    The Leasehold Reform Act 1967 sets out the criteria for the application of the enfranchisement rights. However, there are a number of other legislations that also set out the criteria for enfranchisement, leading to a situation where the regime of enfranchisement is contained in a number of laws. These include Leasehold Reform, Housing and Urban Development Act 1993 which allows enfranchisement of a qualifying tenant of a flat; Law of Property Act 1925, which applied to long leases; the Landlord and Tenant Act 1987, which applies in the specific situation where the at least two flats are held by qualifying tenants; and the Housing Act 1980, which relates to a secure tenant of a house where the freeholder is the council.

    The relevant provisions are scattered across several statutes and subject to many exceptions, provisos and qualifications. The criteria can also be difficult to apply in practice.

    Specific problems that may be associated with the enfranchisement regime are the difficulties associated with finding historic rateable values, the need for leaseholders to satisfy the “low rent test, and uncertainty on definition of certain terms like “house”. For instance, the Supreme Court defined house for the purpose of LRA 1967 as a place to live and not concerned with an architectural feature. This is a very broad definition of the term house and it is not clear if this will relate only to LRA 1967 or will also inform the assessment of criteria under other legislations. Indeed, the court itself has noted that the term house can be interpreted with a degree of flexibility. Because of these problems, the leaseholders seeking to enfranchise, may face hurdles and find that the regime is difficult for them to navigate. Discover additional insights on Beneficial Interest in Property by navigating to our other resources hub.

    Order Now

    In Freehold Properties 250 Ltd v Field, the Court considered whether the right in the LRA 1967 to enfranchise a long leasehold applied to a lease where only part of the house was demised. The court held that only the tenant “of substantially the whole of a leasehold” can have the right to enfranchisement. While this allows the avoidance of situation where freehold of only part of the house is transferred, it also may create a situation where landlords start to reserve part of the dwelling in order to frustrate the enfranchisement claims of tenants in future. This case exemplifies the problems associated with the regime as it is today. Due to this, there have been calls for reform in the regime.

  14. Day and another v Hosebay Ltd; Howard de Walden Estates Ltd v Lexgorge Ltd [2012] UKSC 41.
  15. Grosvenor Estates Ltd v Prospect Estates Ltd [2008] EWCA Civ 1281.
  16. Freehold Properties 250 Ltd v Field and others [2020] EWCH 792 (Ch).
  17. Law Commission, Leasehold enfranchisement: A summary of proposed solutions for leaseholders of houses (OGL 2018).
Google Review

What Makes Us Unique

  • 24/7 Customer Support
  • 100% Customer Satisfaction
  • No Privacy Violation
  • Quick Services
  • Subject Experts

Research Proposal Samples

It is observed that students take pressure to complete their assignments, so in that case, they seek help from Assignment Help, who provides the best and highest-quality Dissertation Help along with the Thesis Help.

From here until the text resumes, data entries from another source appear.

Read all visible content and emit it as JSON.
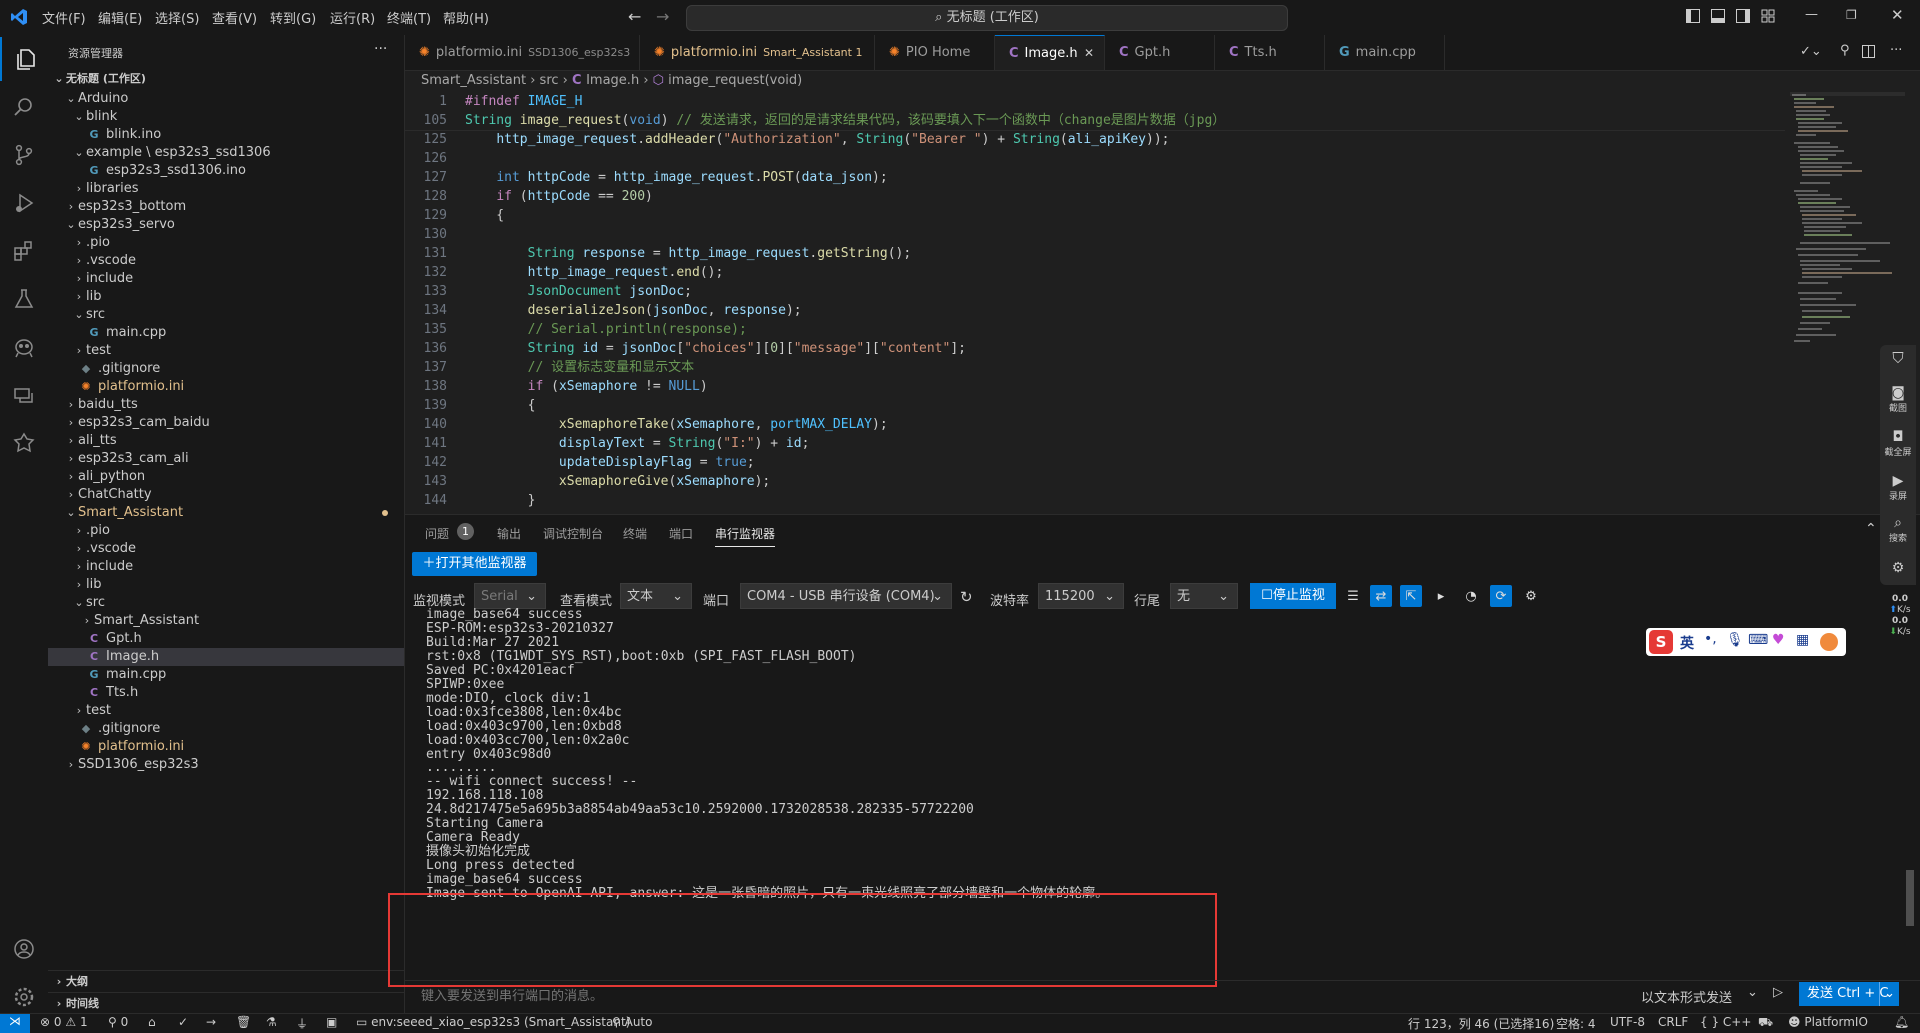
{
  "menu": [
    "文件(F)",
    "编辑(E)",
    "选择(S)",
    "查看(V)",
    "转到(G)",
    "运行(R)",
    "终端(T)",
    "帮助(H)"
  ],
  "command_center": "无标题 (工作区)",
  "sidebar": {
    "title": "资源管理器",
    "workspace": "无标题 (工作区)",
    "tree": [
      {
        "label": "Arduino",
        "depth": 1,
        "kind": "folder-open"
      },
      {
        "label": "blink",
        "depth": 2,
        "kind": "folder-open"
      },
      {
        "label": "blink.ino",
        "depth": 3,
        "kind": "ino"
      },
      {
        "label": "example \\ esp32s3_ssd1306",
        "depth": 2,
        "kind": "folder-open"
      },
      {
        "label": "esp32s3_ssd1306.ino",
        "depth": 3,
        "kind": "ino"
      },
      {
        "label": "libraries",
        "depth": 2,
        "kind": "folder"
      },
      {
        "label": "esp32s3_bottom",
        "depth": 1,
        "kind": "folder"
      },
      {
        "label": "esp32s3_servo",
        "depth": 1,
        "kind": "folder-open"
      },
      {
        "label": ".pio",
        "depth": 2,
        "kind": "folder"
      },
      {
        "label": ".vscode",
        "depth": 2,
        "kind": "folder"
      },
      {
        "label": "include",
        "depth": 2,
        "kind": "folder"
      },
      {
        "label": "lib",
        "depth": 2,
        "kind": "folder"
      },
      {
        "label": "src",
        "depth": 2,
        "kind": "folder-open"
      },
      {
        "label": "main.cpp",
        "depth": 3,
        "kind": "cpp"
      },
      {
        "label": "test",
        "depth": 2,
        "kind": "folder"
      },
      {
        "label": ".gitignore",
        "depth": 2,
        "kind": "git"
      },
      {
        "label": "platformio.ini",
        "depth": 2,
        "kind": "pio"
      },
      {
        "label": "baidu_tts",
        "depth": 1,
        "kind": "folder"
      },
      {
        "label": "esp32s3_cam_baidu",
        "depth": 1,
        "kind": "folder"
      },
      {
        "label": "ali_tts",
        "depth": 1,
        "kind": "folder"
      },
      {
        "label": "esp32s3_cam_ali",
        "depth": 1,
        "kind": "folder"
      },
      {
        "label": "ali_python",
        "depth": 1,
        "kind": "folder"
      },
      {
        "label": "ChatChatty",
        "depth": 1,
        "kind": "folder"
      },
      {
        "label": "Smart_Assistant",
        "depth": 1,
        "kind": "folder-open",
        "modified": true
      },
      {
        "label": ".pio",
        "depth": 2,
        "kind": "folder"
      },
      {
        "label": ".vscode",
        "depth": 2,
        "kind": "folder"
      },
      {
        "label": "include",
        "depth": 2,
        "kind": "folder"
      },
      {
        "label": "lib",
        "depth": 2,
        "kind": "folder"
      },
      {
        "label": "src",
        "depth": 2,
        "kind": "folder-open"
      },
      {
        "label": "Smart_Assistant",
        "depth": 3,
        "kind": "folder"
      },
      {
        "label": "Gpt.h",
        "depth": 3,
        "kind": "h"
      },
      {
        "label": "Image.h",
        "depth": 3,
        "kind": "h",
        "selected": true
      },
      {
        "label": "main.cpp",
        "depth": 3,
        "kind": "cpp"
      },
      {
        "label": "Tts.h",
        "depth": 3,
        "kind": "h"
      },
      {
        "label": "test",
        "depth": 2,
        "kind": "folder"
      },
      {
        "label": ".gitignore",
        "depth": 2,
        "kind": "git"
      },
      {
        "label": "platformio.ini",
        "depth": 2,
        "kind": "pio",
        "modified": true
      },
      {
        "label": "SSD1306_esp32s3",
        "depth": 1,
        "kind": "folder"
      }
    ],
    "outline": "大纲",
    "timeline": "时间线"
  },
  "tabs": [
    {
      "label": "platformio.ini",
      "sub": "SSD1306_esp32s3",
      "icon": "pio"
    },
    {
      "label": "platformio.ini",
      "sub": "Smart_Assistant 1",
      "icon": "pio",
      "modified": true
    },
    {
      "label": "PIO Home",
      "sub": "",
      "icon": "pio"
    },
    {
      "label": "Image.h",
      "sub": "",
      "icon": "h",
      "active": true
    },
    {
      "label": "Gpt.h",
      "sub": "",
      "icon": "h"
    },
    {
      "label": "Tts.h",
      "sub": "",
      "icon": "h"
    },
    {
      "label": "main.cpp",
      "sub": "",
      "icon": "cpp"
    }
  ],
  "breadcrumb": [
    "Smart_Assistant",
    "src",
    "Image.h",
    "image_request(void)"
  ],
  "code": [
    {
      "n": "1",
      "t": [
        [
          "pp",
          "#ifndef "
        ],
        [
          "cn",
          "IMAGE_H"
        ]
      ]
    },
    {
      "n": "105",
      "t": [
        [
          "ty",
          "String "
        ],
        [
          "fn",
          "image_request"
        ],
        [
          "",
          "("
        ],
        [
          "kw",
          "void"
        ],
        [
          "",
          ") "
        ],
        [
          "cm",
          "// 发送请求，返回的是请求结果代码，该码要填入下一个函数中（change是图片数据（jpg）"
        ]
      ]
    },
    {
      "n": "125",
      "t": [
        [
          "",
          "    "
        ],
        [
          "vr",
          "http_image_request"
        ],
        [
          "",
          "."
        ],
        [
          "fn",
          "addHeader"
        ],
        [
          "",
          "("
        ],
        [
          "st",
          "\"Authorization\""
        ],
        [
          "",
          ", "
        ],
        [
          "ty",
          "String"
        ],
        [
          "",
          "("
        ],
        [
          "st",
          "\"Bearer \""
        ],
        [
          "",
          ") + "
        ],
        [
          "ty",
          "String"
        ],
        [
          "",
          "("
        ],
        [
          "vr",
          "ali_apiKey"
        ],
        [
          "",
          "));"
        ]
      ]
    },
    {
      "n": "126",
      "t": []
    },
    {
      "n": "127",
      "t": [
        [
          "",
          "    "
        ],
        [
          "kw",
          "int "
        ],
        [
          "vr",
          "httpCode"
        ],
        [
          "",
          " = "
        ],
        [
          "vr",
          "http_image_request"
        ],
        [
          "",
          "."
        ],
        [
          "fn",
          "POST"
        ],
        [
          "",
          "("
        ],
        [
          "vr",
          "data_json"
        ],
        [
          "",
          ");"
        ]
      ]
    },
    {
      "n": "128",
      "t": [
        [
          "",
          "    "
        ],
        [
          "pp",
          "if "
        ],
        [
          "",
          "("
        ],
        [
          "vr",
          "httpCode"
        ],
        [
          "",
          " == "
        ],
        [
          "nm",
          "200"
        ],
        [
          "",
          ")"
        ]
      ]
    },
    {
      "n": "129",
      "t": [
        [
          "",
          "    {"
        ]
      ]
    },
    {
      "n": "130",
      "t": []
    },
    {
      "n": "131",
      "t": [
        [
          "",
          "        "
        ],
        [
          "ty",
          "String "
        ],
        [
          "vr",
          "response"
        ],
        [
          "",
          " = "
        ],
        [
          "vr",
          "http_image_request"
        ],
        [
          "",
          "."
        ],
        [
          "fn",
          "getString"
        ],
        [
          "",
          "();"
        ]
      ]
    },
    {
      "n": "132",
      "t": [
        [
          "",
          "        "
        ],
        [
          "vr",
          "http_image_request"
        ],
        [
          "",
          "."
        ],
        [
          "fn",
          "end"
        ],
        [
          "",
          "();"
        ]
      ]
    },
    {
      "n": "133",
      "t": [
        [
          "",
          "        "
        ],
        [
          "ty",
          "JsonDocument "
        ],
        [
          "vr",
          "jsonDoc"
        ],
        [
          "",
          ";"
        ]
      ]
    },
    {
      "n": "134",
      "t": [
        [
          "",
          "        "
        ],
        [
          "fn",
          "deserializeJson"
        ],
        [
          "",
          "("
        ],
        [
          "vr",
          "jsonDoc"
        ],
        [
          "",
          ", "
        ],
        [
          "vr",
          "response"
        ],
        [
          "",
          ");"
        ]
      ]
    },
    {
      "n": "135",
      "t": [
        [
          "",
          "        "
        ],
        [
          "cm",
          "// Serial.println(response);"
        ]
      ]
    },
    {
      "n": "136",
      "t": [
        [
          "",
          "        "
        ],
        [
          "ty",
          "String "
        ],
        [
          "vr",
          "id"
        ],
        [
          "",
          " = "
        ],
        [
          "vr",
          "jsonDoc"
        ],
        [
          "",
          "["
        ],
        [
          "st",
          "\"choices\""
        ],
        [
          "",
          "]["
        ],
        [
          "nm",
          "0"
        ],
        [
          "",
          "]["
        ],
        [
          "st",
          "\"message\""
        ],
        [
          "",
          "]["
        ],
        [
          "st",
          "\"content\""
        ],
        [
          "",
          "];"
        ]
      ]
    },
    {
      "n": "137",
      "t": [
        [
          "",
          "        "
        ],
        [
          "cm",
          "// 设置标志变量和显示文本"
        ]
      ]
    },
    {
      "n": "138",
      "t": [
        [
          "",
          "        "
        ],
        [
          "pp",
          "if "
        ],
        [
          "",
          "("
        ],
        [
          "vr",
          "xSemaphore"
        ],
        [
          "",
          " != "
        ],
        [
          "kw",
          "NULL"
        ],
        [
          "",
          ")"
        ]
      ]
    },
    {
      "n": "139",
      "t": [
        [
          "",
          "        {"
        ]
      ]
    },
    {
      "n": "140",
      "t": [
        [
          "",
          "            "
        ],
        [
          "fn",
          "xSemaphoreTake"
        ],
        [
          "",
          "("
        ],
        [
          "vr",
          "xSemaphore"
        ],
        [
          "",
          ", "
        ],
        [
          "cn",
          "portMAX_DELAY"
        ],
        [
          "",
          ");"
        ]
      ]
    },
    {
      "n": "141",
      "t": [
        [
          "",
          "            "
        ],
        [
          "vr",
          "displayText"
        ],
        [
          "",
          " = "
        ],
        [
          "ty",
          "String"
        ],
        [
          "",
          "("
        ],
        [
          "st",
          "\"I:\""
        ],
        [
          "",
          ") + "
        ],
        [
          "vr",
          "id"
        ],
        [
          "",
          ";"
        ]
      ]
    },
    {
      "n": "142",
      "t": [
        [
          "",
          "            "
        ],
        [
          "vr",
          "updateDisplayFlag"
        ],
        [
          "",
          " = "
        ],
        [
          "kw",
          "true"
        ],
        [
          "",
          ";"
        ]
      ]
    },
    {
      "n": "143",
      "t": [
        [
          "",
          "            "
        ],
        [
          "fn",
          "xSemaphoreGive"
        ],
        [
          "",
          "("
        ],
        [
          "vr",
          "xSemaphore"
        ],
        [
          "",
          ");"
        ]
      ]
    },
    {
      "n": "144",
      "t": [
        [
          "",
          "        }"
        ]
      ]
    }
  ],
  "panel": {
    "tabs": [
      "问题",
      "输出",
      "调试控制台",
      "终端",
      "端口",
      "串行监视器"
    ],
    "problems_count": "1",
    "open_monitor": "打开其他监视器",
    "monitor_mode_label": "监视模式",
    "monitor_mode": "Serial",
    "view_mode_label": "查看模式",
    "view_mode": "文本",
    "port_label": "端口",
    "port": "COM4 - USB 串行设备 (COM4)",
    "baud_label": "波特率",
    "baud": "115200",
    "line_end_label": "行尾",
    "line_end": "无",
    "stop": "停止监视",
    "output": [
      "image_base64 success",
      "ESP-ROM:esp32s3-20210327",
      "Build:Mar 27 2021",
      "rst:0x8 (TG1WDT_SYS_RST),boot:0xb (SPI_FAST_FLASH_BOOT)",
      "Saved PC:0x4201eacf",
      "SPIWP:0xee",
      "mode:DIO, clock div:1",
      "load:0x3fce3808,len:0x4bc",
      "load:0x403c9700,len:0xbd8",
      "load:0x403cc700,len:0x2a0c",
      "entry 0x403c98d0",
      ".........",
      "-- wifi connect success! --",
      "192.168.118.108",
      "24.8d217475e5a695b3a8854ab49aa53c10.2592000.1732028538.282335-57722200",
      "Starting Camera",
      "Camera Ready",
      "摄像头初始化完成",
      "Long press detected",
      "image_base64 success",
      "Image sent to OpenAI API, answer: 这是一张昏暗的照片，只有一束光线照亮了部分墙壁和一个物体的轮廓。"
    ],
    "input_placeholder": "键入要发送到串行端口的消息。",
    "send_mode": "以文本形式发送",
    "send_button": "发送 Ctrl + C"
  },
  "statusbar": {
    "errors": "0",
    "warnings": "1",
    "ports": "0",
    "env": "env:seeed_xiao_esp32s3 (Smart_Assistant)",
    "auto": "Auto",
    "position": "行 123，列 46 (已选择16)",
    "spaces": "空格: 4",
    "encoding": "UTF-8",
    "eol": "CRLF",
    "language": "C++",
    "platformio": "PlatformIO"
  },
  "floattool": [
    "截图",
    "截全屏",
    "录屏",
    "搜索"
  ],
  "netspeed": [
    "0.0",
    "K/s",
    "0.0",
    "K/s"
  ],
  "ime": "英",
  "colors": {
    "accent": "#0078d4",
    "highlight_box": "#e53935",
    "modified": "#e2c08d",
    "pio": "#f5822a",
    "header_icon": "#a074c4",
    "cpp_icon": "#519aba"
  }
}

All the Assignment Help Samples available are accessible to the students quickly and at a minimal cost. You can place your order and experience amazing services.

DISCLAIMER : The assignment help samples available on website are for review and are representative of the exceptional work provided by our assignment writers. These samples are intended to highlight and demonstrate the high level of proficiency and expertise exhibited by our assignment writers in crafting quality assignments. Feel free to use our assignment samples as a guiding resource to enhance your learning.

Live Chat with Humans
Dissertation Help Writing Service